> **EXERCISE INSTRUCTIONS**:
Scan the lines below for the word "adapters". Copy each line you find it in.

● ● ● ● ● ● ●

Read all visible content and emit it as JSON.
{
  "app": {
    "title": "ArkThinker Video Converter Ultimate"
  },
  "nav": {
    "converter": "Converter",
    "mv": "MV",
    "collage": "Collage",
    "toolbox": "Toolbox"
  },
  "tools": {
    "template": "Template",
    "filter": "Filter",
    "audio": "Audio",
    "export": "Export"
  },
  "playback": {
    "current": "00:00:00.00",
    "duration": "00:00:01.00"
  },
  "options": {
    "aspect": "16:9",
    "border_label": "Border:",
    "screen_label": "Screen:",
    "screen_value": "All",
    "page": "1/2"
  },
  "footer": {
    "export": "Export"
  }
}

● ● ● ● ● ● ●

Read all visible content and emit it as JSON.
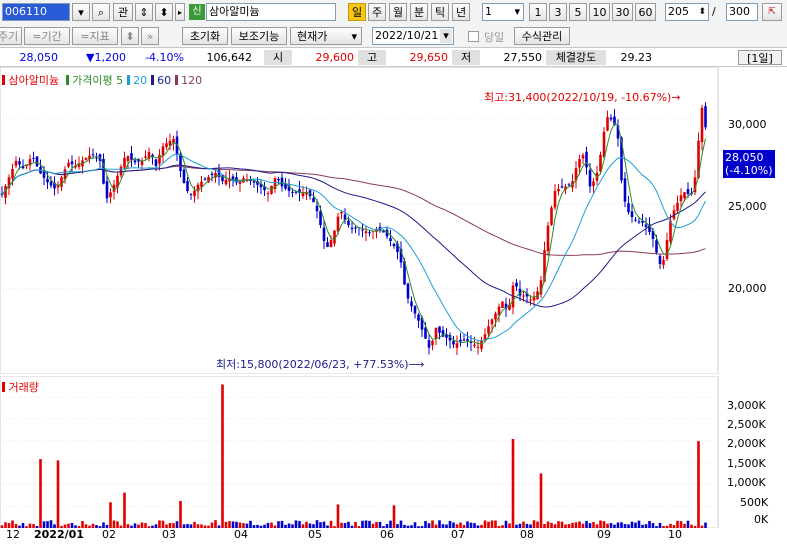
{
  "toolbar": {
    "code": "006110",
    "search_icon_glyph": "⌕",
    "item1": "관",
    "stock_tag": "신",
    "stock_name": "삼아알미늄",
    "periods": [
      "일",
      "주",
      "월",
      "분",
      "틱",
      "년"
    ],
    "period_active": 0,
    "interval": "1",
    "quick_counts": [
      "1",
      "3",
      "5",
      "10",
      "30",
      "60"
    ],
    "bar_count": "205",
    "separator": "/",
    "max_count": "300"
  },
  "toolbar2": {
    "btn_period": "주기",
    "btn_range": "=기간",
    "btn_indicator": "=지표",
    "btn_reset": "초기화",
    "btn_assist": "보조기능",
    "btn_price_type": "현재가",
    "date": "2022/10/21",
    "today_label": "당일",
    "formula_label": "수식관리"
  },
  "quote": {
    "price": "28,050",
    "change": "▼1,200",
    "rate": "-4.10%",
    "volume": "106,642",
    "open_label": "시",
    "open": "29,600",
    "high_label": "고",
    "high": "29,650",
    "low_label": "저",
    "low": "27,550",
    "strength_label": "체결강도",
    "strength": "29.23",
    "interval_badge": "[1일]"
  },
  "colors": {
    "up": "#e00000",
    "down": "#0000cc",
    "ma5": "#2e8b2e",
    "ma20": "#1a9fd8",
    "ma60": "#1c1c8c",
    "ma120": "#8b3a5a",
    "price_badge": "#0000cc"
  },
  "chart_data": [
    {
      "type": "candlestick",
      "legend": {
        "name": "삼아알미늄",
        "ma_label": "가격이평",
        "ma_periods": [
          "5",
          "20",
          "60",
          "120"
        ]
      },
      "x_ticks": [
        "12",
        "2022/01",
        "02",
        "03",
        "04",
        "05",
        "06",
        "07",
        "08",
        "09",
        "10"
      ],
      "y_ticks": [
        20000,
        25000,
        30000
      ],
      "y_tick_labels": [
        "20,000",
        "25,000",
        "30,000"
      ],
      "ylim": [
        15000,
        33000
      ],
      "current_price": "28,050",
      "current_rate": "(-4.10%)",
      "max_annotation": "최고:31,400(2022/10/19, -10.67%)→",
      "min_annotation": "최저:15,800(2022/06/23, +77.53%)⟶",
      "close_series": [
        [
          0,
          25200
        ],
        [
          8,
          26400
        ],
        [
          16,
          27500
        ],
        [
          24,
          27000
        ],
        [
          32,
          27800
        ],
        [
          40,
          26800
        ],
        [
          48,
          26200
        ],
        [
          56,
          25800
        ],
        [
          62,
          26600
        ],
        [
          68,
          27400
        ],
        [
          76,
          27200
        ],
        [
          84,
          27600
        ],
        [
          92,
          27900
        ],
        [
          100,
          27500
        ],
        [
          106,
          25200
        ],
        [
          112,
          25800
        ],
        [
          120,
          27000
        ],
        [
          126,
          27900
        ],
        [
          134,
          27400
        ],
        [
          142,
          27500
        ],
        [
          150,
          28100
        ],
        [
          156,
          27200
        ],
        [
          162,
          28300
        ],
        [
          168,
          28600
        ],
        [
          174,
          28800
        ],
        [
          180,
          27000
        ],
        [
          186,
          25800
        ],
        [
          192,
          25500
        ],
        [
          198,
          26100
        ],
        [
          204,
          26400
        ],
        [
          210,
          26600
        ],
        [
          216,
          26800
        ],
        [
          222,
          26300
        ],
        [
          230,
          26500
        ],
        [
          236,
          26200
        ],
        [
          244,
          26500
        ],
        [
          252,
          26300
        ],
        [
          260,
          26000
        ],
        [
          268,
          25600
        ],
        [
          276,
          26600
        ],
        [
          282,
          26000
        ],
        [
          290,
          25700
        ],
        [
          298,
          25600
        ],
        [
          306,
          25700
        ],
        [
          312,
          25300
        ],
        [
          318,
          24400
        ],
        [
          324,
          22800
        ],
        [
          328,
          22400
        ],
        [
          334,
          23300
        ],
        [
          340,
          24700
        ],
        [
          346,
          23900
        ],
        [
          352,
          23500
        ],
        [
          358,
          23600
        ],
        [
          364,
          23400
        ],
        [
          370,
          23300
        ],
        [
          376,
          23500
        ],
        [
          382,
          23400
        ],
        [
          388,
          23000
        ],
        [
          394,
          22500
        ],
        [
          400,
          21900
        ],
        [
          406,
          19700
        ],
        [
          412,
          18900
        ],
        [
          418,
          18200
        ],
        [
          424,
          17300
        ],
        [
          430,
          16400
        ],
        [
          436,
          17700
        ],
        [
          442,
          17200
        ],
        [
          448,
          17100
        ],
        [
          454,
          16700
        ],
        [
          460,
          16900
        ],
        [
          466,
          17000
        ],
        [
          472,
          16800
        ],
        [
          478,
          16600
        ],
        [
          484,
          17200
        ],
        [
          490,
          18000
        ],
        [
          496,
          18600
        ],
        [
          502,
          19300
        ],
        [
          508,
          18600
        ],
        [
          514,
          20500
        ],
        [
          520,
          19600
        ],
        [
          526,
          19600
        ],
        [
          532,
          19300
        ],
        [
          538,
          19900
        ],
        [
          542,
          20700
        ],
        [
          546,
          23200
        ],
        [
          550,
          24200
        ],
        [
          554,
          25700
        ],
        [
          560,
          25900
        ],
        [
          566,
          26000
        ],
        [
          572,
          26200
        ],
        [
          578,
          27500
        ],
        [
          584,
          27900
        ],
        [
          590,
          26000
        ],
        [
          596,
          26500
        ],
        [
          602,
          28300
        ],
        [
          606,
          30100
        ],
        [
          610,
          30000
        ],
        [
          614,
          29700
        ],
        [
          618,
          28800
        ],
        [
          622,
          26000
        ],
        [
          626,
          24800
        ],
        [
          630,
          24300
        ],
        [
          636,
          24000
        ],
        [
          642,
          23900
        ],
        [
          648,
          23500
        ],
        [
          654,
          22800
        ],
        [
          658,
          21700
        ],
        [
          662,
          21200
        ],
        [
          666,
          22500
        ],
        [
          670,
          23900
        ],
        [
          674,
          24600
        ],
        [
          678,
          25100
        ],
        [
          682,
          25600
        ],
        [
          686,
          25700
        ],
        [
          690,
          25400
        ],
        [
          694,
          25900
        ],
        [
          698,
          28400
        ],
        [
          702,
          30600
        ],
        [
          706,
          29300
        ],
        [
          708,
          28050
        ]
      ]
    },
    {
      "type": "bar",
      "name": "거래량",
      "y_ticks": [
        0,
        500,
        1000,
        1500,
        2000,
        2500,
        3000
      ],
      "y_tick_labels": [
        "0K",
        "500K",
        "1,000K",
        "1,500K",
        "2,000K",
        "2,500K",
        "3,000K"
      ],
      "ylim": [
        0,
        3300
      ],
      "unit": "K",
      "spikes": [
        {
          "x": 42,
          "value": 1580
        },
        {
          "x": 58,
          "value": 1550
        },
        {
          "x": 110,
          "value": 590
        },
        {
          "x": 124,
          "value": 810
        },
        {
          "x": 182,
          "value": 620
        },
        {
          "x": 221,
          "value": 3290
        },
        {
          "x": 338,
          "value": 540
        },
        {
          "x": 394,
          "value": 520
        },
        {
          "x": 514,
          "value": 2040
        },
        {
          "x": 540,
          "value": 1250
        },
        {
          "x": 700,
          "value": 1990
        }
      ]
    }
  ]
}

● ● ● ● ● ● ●

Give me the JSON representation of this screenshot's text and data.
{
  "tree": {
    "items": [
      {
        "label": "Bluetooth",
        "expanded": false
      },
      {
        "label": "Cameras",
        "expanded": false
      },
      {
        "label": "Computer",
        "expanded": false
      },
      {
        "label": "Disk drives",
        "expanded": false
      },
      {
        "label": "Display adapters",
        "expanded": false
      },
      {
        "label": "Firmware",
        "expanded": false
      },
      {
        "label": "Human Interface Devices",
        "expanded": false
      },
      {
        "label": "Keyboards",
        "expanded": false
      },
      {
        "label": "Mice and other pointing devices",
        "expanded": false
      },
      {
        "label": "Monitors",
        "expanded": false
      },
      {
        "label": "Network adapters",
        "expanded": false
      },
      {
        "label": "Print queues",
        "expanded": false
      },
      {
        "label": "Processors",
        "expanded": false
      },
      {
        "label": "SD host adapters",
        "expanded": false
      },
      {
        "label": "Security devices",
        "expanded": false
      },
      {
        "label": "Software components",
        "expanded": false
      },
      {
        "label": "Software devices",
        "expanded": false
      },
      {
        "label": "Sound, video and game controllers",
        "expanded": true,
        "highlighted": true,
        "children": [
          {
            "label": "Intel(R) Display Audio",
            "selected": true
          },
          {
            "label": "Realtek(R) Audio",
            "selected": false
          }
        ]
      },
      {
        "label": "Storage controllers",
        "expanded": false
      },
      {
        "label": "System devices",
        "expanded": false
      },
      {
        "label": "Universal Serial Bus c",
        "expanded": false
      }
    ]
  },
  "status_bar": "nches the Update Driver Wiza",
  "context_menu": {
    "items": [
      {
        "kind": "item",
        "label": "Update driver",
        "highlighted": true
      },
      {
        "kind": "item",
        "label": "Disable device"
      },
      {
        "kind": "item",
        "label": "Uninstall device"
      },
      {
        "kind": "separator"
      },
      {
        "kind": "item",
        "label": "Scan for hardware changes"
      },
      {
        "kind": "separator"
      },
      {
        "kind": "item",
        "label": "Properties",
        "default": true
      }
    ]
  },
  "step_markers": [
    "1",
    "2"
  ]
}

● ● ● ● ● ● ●

> **EXPECTED ANSWER**:
        "label": "Display adapters",
        "label": "Network adapters",
        "label": "SD host adapters",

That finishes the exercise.